● **Task**
Search the records for the word "London" and pick out every line that has it.

### Given records

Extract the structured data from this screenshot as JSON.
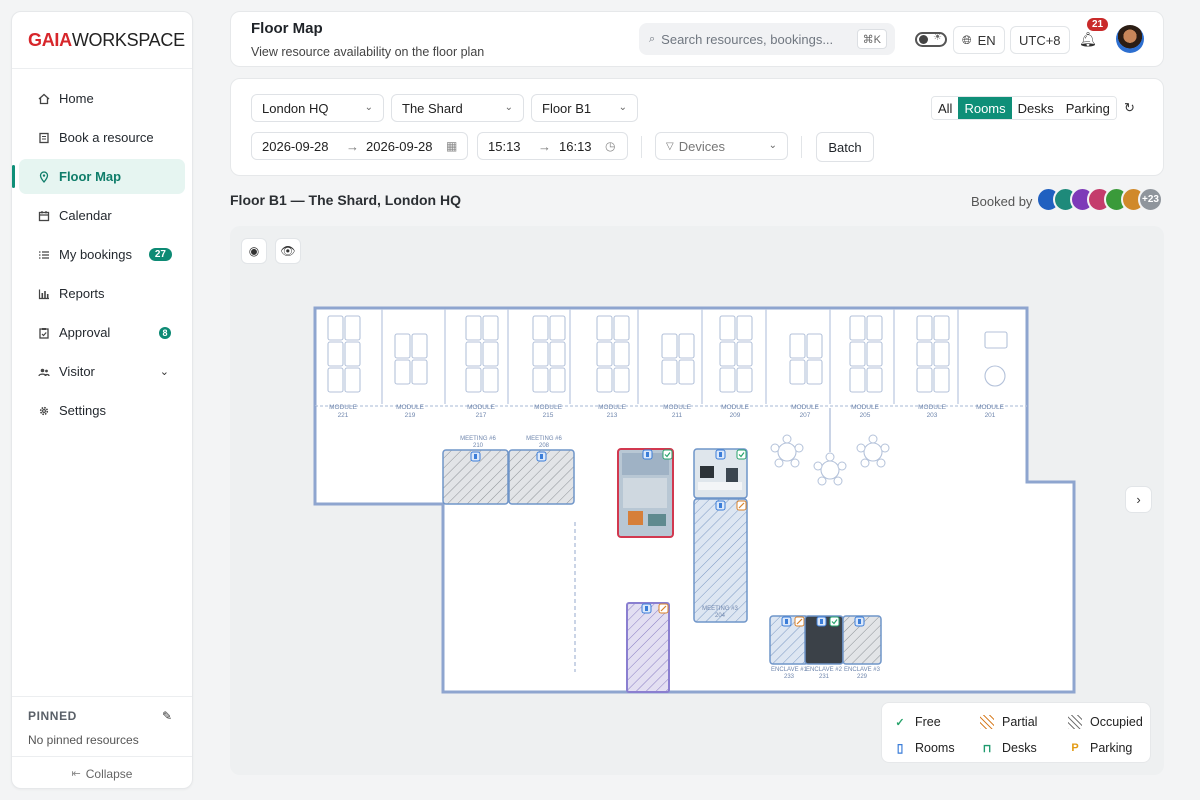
{
  "brand": {
    "part1": "GAIA",
    "part2": "WORKSPACE",
    "accent": "#d7262b"
  },
  "sidebar": {
    "items": [
      {
        "label": "Home",
        "icon": "home-icon"
      },
      {
        "label": "Book a resource",
        "icon": "book-icon"
      },
      {
        "label": "Floor Map",
        "icon": "map-pin-icon",
        "active": true
      },
      {
        "label": "Calendar",
        "icon": "calendar-icon"
      },
      {
        "label": "My bookings",
        "icon": "list-icon",
        "badge": "27"
      },
      {
        "label": "Reports",
        "icon": "bar-chart-icon"
      },
      {
        "label": "Approval",
        "icon": "clipboard-icon",
        "badge": "8"
      },
      {
        "label": "Visitor",
        "icon": "users-icon",
        "expandable": true
      },
      {
        "label": "Settings",
        "icon": "gear-icon"
      }
    ],
    "pinned_title": "PINNED",
    "pinned_empty": "No pinned resources",
    "collapse_label": "Collapse"
  },
  "header": {
    "title": "Floor Map",
    "subtitle": "View resource availability on the floor plan",
    "search_placeholder": "Search resources, bookings...",
    "search_shortcut": "⌘K",
    "language": "EN",
    "timezone": "UTC+8",
    "notifications": "21"
  },
  "filters": {
    "location": "London HQ",
    "building": "The Shard",
    "floor": "Floor B1",
    "date_from": "2026-09-28",
    "date_to": "2026-09-28",
    "time_from": "15:13",
    "time_to": "16:13",
    "devices_placeholder": "Devices",
    "batch_label": "Batch",
    "tabs": [
      "All",
      "Rooms",
      "Desks",
      "Parking"
    ],
    "active_tab": "Rooms"
  },
  "map": {
    "title": "Floor B1 — The Shard, London HQ",
    "booked_by_label": "Booked by",
    "more_count": "+23",
    "modules": [
      {
        "name": "MODULE",
        "num": "221"
      },
      {
        "name": "MODULE",
        "num": "219"
      },
      {
        "name": "MODULE",
        "num": "217"
      },
      {
        "name": "MODULE",
        "num": "215"
      },
      {
        "name": "MODULE",
        "num": "213"
      },
      {
        "name": "MODULE",
        "num": "211"
      },
      {
        "name": "MODULE",
        "num": "209"
      },
      {
        "name": "MODULE",
        "num": "207"
      },
      {
        "name": "MODULE",
        "num": "205"
      },
      {
        "name": "MODULE",
        "num": "203"
      },
      {
        "name": "MODULE",
        "num": "201"
      }
    ],
    "rooms": [
      {
        "name": "MEETING #6",
        "num": "210"
      },
      {
        "name": "MEETING #6",
        "num": "208"
      },
      {
        "name": "MEETING #3",
        "num": "204"
      },
      {
        "name": "ENCLAVE #1",
        "num": "233"
      },
      {
        "name": "ENCLAVE #2",
        "num": "231"
      },
      {
        "name": "ENCLAVE #3",
        "num": "229"
      }
    ]
  },
  "legend": {
    "free": "Free",
    "partial": "Partial",
    "occupied": "Occupied",
    "rooms": "Rooms",
    "desks": "Desks",
    "parking": "Parking"
  },
  "colors": {
    "accent": "#0f8f78",
    "free": "#27a36b",
    "partial": "#d9822b",
    "room_outline": "#6f95c9",
    "occupied_red": "#d2384f",
    "parking": "#e39a12"
  }
}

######

● **Solution**
    "location": "London HQ",
    "title": "Floor B1 — The Shard, London HQ",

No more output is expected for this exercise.